Copy each line of the listing that includes "icon".

→ EXERCISE MATERIAL
----

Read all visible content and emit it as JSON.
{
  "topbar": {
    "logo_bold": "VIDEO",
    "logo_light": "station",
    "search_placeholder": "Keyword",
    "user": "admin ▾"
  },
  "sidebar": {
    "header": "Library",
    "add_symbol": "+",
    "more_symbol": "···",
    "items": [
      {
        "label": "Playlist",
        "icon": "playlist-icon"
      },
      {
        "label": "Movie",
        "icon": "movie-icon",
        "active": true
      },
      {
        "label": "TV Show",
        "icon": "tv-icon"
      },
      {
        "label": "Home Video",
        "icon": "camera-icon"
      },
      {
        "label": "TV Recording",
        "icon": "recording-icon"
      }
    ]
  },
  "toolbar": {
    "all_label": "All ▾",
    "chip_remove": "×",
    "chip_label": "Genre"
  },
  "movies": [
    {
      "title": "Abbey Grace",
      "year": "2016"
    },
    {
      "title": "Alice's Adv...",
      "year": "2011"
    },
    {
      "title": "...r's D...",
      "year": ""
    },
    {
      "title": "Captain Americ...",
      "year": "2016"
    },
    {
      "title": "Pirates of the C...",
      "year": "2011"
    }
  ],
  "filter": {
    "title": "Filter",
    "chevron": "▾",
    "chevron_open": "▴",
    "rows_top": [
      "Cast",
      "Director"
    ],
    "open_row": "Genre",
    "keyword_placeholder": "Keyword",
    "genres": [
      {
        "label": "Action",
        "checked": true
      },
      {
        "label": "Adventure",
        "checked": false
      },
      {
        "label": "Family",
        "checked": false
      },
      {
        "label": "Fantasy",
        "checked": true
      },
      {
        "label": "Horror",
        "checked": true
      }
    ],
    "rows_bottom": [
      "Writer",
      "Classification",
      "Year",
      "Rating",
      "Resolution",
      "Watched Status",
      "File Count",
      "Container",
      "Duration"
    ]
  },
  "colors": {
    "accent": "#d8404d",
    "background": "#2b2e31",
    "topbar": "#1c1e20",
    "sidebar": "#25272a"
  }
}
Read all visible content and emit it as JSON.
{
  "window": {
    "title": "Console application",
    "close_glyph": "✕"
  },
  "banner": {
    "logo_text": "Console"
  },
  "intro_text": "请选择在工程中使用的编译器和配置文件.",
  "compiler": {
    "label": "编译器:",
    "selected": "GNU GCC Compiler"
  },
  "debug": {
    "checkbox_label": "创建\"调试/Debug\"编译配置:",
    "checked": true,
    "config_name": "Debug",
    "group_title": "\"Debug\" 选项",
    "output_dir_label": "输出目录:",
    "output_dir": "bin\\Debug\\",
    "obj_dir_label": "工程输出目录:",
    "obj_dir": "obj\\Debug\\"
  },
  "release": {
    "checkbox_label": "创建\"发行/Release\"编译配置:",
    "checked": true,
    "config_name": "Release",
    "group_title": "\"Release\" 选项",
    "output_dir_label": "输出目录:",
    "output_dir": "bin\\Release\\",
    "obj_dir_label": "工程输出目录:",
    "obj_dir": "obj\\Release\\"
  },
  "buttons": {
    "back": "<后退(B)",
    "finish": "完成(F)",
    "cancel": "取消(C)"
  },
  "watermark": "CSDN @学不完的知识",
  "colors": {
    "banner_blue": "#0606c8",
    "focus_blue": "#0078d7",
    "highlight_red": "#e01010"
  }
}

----

→ TASK SOLUTION
        "icon": "playlist-icon"
        "icon": "movie-icon",
        "icon": "tv-icon"
        "icon": "camera-icon"
        "icon": "recording-icon"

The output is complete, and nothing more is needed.